[Opening Provided records section]

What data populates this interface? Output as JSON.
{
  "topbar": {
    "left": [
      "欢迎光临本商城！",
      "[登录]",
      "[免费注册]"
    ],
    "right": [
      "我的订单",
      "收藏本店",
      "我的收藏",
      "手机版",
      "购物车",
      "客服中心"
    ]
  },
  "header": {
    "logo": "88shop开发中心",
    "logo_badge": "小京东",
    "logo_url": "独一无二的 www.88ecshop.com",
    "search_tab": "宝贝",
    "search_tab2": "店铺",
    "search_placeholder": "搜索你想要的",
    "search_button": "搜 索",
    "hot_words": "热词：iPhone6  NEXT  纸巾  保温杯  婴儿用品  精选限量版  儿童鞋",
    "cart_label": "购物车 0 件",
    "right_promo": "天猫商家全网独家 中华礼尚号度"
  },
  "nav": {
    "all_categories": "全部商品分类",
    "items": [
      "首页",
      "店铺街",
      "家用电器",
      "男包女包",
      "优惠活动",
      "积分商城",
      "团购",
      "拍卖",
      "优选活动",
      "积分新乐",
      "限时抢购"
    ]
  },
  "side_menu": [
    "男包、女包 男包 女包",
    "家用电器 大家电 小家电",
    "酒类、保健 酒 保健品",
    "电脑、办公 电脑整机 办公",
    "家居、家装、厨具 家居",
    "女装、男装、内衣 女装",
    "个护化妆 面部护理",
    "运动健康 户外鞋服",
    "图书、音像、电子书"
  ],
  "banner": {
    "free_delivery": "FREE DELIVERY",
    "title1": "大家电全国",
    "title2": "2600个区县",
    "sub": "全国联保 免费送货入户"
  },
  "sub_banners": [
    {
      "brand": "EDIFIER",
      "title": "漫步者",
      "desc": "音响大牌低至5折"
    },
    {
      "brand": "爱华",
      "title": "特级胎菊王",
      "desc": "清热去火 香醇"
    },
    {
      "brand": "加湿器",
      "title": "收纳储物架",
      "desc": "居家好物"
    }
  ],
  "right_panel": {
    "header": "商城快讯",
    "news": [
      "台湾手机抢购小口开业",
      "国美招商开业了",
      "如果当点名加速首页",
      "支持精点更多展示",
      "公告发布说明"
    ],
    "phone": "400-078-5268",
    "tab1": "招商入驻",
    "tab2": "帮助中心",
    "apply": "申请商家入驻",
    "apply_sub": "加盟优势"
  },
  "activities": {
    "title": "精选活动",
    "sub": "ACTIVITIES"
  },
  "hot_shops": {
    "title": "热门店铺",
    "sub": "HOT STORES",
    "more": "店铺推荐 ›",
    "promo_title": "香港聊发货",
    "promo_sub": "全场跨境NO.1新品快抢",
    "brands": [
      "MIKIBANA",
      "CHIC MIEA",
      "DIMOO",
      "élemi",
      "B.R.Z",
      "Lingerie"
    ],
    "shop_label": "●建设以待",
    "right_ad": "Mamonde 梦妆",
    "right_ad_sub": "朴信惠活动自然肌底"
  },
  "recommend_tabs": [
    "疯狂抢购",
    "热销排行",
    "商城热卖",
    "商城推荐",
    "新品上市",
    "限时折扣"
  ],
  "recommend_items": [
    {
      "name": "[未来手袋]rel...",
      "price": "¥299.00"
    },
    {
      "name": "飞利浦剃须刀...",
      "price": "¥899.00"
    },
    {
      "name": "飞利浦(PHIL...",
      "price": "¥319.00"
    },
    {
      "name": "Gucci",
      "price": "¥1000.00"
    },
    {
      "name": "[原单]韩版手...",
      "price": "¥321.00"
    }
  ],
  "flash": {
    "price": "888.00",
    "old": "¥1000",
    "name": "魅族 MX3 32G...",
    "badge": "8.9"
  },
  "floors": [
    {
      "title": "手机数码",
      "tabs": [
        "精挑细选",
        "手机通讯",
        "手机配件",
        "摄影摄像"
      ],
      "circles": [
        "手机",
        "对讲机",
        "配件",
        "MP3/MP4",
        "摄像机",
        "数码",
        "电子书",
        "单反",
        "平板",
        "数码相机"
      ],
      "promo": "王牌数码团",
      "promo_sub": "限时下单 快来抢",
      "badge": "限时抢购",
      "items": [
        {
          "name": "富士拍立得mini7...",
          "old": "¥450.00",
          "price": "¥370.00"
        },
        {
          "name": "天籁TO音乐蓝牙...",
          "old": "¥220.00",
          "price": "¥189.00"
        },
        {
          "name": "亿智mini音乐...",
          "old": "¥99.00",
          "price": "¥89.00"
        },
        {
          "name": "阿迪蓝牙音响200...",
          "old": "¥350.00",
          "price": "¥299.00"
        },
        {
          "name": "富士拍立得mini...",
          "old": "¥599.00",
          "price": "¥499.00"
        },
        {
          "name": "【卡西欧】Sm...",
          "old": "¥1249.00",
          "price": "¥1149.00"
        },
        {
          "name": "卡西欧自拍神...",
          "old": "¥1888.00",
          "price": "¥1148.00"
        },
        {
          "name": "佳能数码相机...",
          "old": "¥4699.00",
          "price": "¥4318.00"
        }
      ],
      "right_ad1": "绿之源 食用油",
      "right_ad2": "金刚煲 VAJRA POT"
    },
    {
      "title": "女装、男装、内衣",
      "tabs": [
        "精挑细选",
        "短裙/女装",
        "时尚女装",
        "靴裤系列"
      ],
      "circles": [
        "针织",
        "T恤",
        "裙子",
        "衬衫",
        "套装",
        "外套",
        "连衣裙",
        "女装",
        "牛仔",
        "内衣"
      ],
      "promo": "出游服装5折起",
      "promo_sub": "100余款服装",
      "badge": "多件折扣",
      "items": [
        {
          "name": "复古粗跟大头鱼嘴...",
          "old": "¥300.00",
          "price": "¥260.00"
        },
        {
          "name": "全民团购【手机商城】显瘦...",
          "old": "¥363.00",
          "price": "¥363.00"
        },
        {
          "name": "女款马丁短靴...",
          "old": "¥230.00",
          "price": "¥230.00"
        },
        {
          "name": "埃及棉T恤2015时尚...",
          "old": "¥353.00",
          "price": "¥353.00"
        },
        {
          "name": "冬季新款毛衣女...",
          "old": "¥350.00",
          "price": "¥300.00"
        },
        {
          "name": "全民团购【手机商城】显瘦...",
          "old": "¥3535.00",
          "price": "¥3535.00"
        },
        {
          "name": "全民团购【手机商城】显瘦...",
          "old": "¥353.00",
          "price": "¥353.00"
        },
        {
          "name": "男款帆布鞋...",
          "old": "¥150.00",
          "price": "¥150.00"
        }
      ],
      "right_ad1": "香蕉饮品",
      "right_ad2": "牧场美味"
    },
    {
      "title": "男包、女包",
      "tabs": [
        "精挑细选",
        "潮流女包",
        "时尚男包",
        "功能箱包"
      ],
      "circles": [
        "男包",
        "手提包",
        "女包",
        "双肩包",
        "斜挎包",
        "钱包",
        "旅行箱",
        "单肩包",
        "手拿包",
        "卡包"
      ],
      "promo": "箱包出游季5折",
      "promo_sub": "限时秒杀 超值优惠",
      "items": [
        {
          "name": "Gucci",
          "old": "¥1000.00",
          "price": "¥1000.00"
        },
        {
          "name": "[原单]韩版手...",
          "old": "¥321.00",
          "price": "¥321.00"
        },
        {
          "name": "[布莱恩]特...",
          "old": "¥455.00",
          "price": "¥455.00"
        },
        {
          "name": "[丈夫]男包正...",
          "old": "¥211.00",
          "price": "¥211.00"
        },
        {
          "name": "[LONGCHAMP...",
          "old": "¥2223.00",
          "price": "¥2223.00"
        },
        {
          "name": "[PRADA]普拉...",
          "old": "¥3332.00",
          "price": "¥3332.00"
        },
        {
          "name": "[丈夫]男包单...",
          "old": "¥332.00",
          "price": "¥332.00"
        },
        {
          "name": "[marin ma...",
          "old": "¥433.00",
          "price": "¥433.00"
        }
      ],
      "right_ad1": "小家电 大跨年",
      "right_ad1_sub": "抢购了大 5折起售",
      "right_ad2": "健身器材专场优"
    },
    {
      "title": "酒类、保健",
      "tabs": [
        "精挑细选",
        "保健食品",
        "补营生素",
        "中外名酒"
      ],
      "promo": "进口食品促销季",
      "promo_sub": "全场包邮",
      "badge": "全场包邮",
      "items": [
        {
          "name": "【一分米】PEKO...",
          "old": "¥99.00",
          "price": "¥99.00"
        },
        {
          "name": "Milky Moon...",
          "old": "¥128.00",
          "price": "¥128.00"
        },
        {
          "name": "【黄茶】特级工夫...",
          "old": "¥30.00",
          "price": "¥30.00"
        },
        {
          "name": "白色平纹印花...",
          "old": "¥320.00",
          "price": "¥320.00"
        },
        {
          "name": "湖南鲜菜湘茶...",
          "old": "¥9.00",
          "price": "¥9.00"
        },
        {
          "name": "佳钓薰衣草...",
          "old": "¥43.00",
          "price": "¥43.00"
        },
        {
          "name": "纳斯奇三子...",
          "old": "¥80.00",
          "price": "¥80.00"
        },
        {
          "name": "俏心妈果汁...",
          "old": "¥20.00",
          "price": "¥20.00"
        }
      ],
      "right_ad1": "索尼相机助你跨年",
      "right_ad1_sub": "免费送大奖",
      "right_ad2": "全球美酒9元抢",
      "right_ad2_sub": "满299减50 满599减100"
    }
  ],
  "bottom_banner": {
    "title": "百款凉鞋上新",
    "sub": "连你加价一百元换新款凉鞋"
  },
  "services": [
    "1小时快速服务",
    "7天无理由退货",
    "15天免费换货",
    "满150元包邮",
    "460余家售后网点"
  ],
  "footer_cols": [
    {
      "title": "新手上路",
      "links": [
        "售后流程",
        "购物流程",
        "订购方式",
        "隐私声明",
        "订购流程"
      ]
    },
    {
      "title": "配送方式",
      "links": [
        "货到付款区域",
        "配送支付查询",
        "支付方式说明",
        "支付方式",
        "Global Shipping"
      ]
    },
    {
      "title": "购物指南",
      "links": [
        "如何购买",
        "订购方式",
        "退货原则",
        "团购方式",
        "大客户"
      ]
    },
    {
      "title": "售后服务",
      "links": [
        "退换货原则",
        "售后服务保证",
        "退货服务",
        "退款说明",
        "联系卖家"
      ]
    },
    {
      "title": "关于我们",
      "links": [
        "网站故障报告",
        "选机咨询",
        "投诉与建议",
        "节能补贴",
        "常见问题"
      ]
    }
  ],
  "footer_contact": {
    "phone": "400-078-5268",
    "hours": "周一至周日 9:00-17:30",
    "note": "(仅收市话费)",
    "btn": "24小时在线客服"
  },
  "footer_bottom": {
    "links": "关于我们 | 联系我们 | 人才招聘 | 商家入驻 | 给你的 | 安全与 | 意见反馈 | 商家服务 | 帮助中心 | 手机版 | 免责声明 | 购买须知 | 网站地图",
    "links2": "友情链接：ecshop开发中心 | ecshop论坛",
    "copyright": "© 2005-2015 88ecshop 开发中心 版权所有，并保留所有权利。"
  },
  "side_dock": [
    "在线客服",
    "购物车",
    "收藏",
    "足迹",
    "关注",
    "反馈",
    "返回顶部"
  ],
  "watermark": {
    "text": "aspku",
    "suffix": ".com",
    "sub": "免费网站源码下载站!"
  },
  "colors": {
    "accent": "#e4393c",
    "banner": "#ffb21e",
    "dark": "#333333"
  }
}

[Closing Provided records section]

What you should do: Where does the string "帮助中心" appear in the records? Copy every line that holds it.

Result:
    "tab2": "帮助中心",
    "links": "关于我们 | 联系我们 | 人才招聘 | 商家入驻 | 给你的 | 安全与 | 意见反馈 | 商家服务 | 帮助中心 | 手机版 | 免责声明 | 购买须知 | 网站地图",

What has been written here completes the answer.